September 21, 2007

Clinical research gets massive boost

Clinical research gets massive boost

Vanderbilt University has received a $40 million Clinical and Translational Science Award (CTSA) — its largest single government research grant — to expedite the translation of laboratory discoveries to patients in the community.

The grant from the National Center for Research Resources of the National Institutes of Health (NIH) will help create a new Vanderbilt Institute for Clinical and Translational Research (VICTR). The institute will provide next-generation support to faculty working to translate fundamental scientific discoveries into clinical practice, with innovative training programs, and state-of-the-art informatics and biostatistical methods.

Important to the overall success of the program is a focused partnership with Meharry Medical College.

“We are thrilled with the NIH's investment in Vanderbilt,” said Jeff Balser, M.D., Ph.D., associate vice chancellor for Research. “The vision and commitment of a generation of clinicians and investigators, with a decade-long investment in transinstitutional research programs, have created a fertile environment for moving new therapies and diagnostic tests to the bedside.

“This major award will boost our efforts to assure Vanderbilt's research has tangible impact, yielding improved care for patients,” Balser said.

VICTR will also house the Medical Center's Clinical Research Center (CRC), a leading site for patient-oriented research and training in the United States for more than 50 years. Funds will also be used to establish a Community Engagement and Research program, expanding Vanderbilt's ties to the community.

“The CTSA will help bring basic and clinical researchers together, and provide the pilot grants, resources and biostatistical and informatics support that are essential for taking a good idea from the laboratory to the clinic and into the community,” said Gordon Bernard, M.D., professor of Medicine and assistant vice chancellor for Research, who will serve as principal investigator of the CTSA and VICTR director.

“It is also an opportunity for Vanderbilt and Meharry to recognize and enhance each other's strengths,” added Valerie Montgomery Rice, M.D., Meharry's senior vice president for health affairs and dean of Meharry's School of Medicine.

Montgomery Rice, founder of the Meharry Center for Women's Health Research and former chair of Obstetrics and Gynecology, is one of seven co-program directors of the CTSA.

The other Vanderbilt co-program directors, and their responsibilities, are:

• Leonard Bickman, Ph.D., professor of Psychology, Psychiatry and Public Policy, and associate dean for Research at the Peabody College of Education and Human Development — program evaluation;

• Nancy Brown, M.D., professor of Medicine and Pharmacology, and associate dean for Clinical and Translational Scientist Development — education and training;

• Robert Dittus, M.D., professor of Medicine, and director of the Institute for Medicine & Public Health — health services and public health research, and community engagement;

• Frank Harrell, Ph.D., chair of Biostatistics — design, biostatistics and ethics;

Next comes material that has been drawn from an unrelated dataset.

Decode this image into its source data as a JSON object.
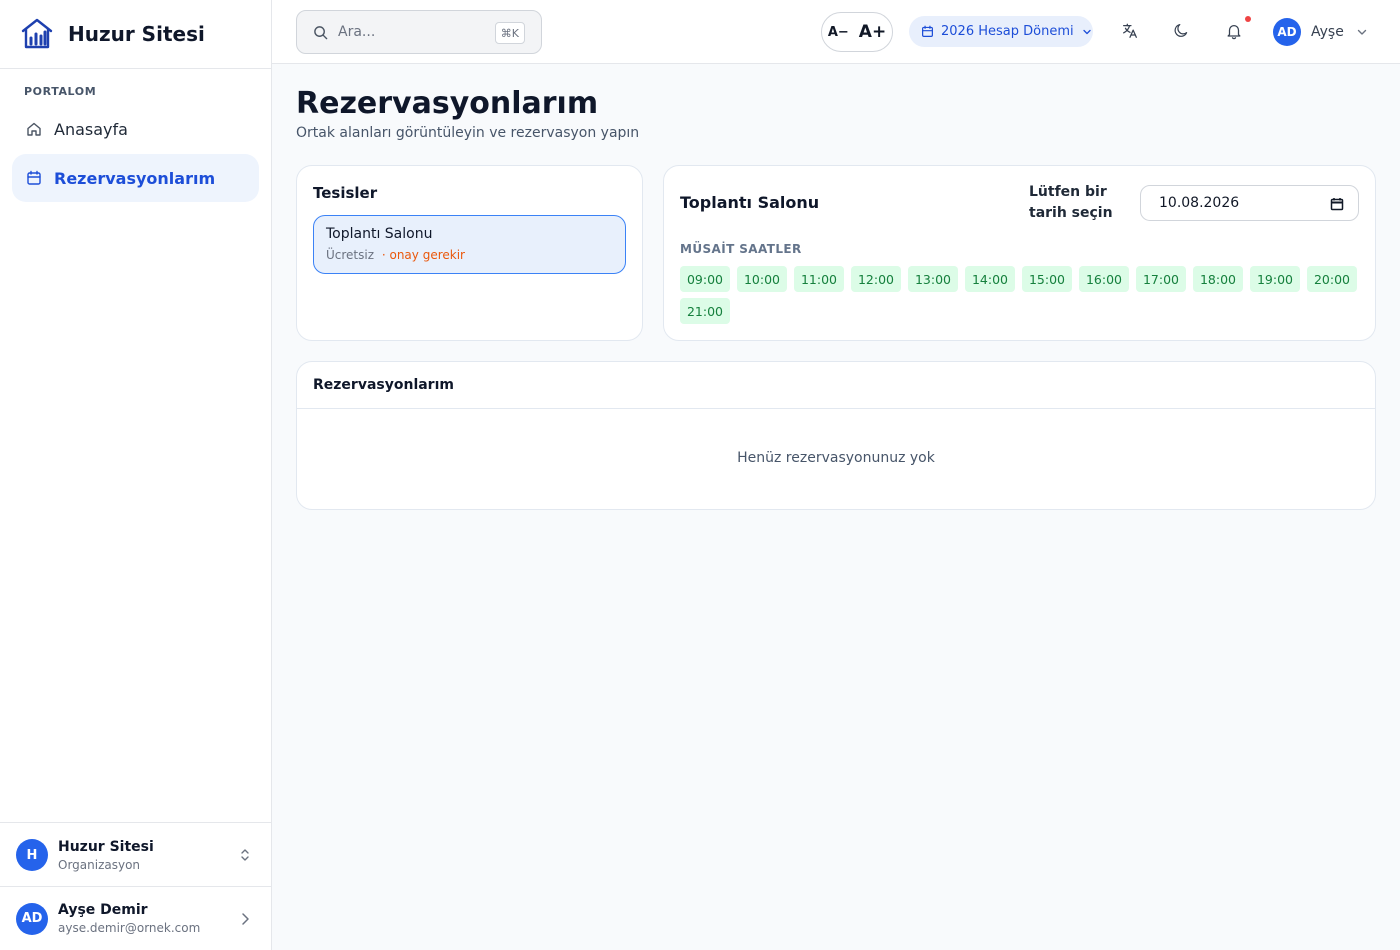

• Dan Masys, M.D., professor and chair of Biomedical Informatics — biomedical informatics; and

• David Robertson, M.D., professor of Medicine and Pharmacology, and director of the CRC — participant and clinical interactions resource.

When fully implemented in 2012, the nationwide CTSA initiative is expected to provide $500 million annually to a network of 60 academic health centers. The initiative grew out of the NIH commitment to re-engineer the clinical research enterprise, a key objective of the NIH Roadmap for Medical Research, with the goal of measurably improving population health.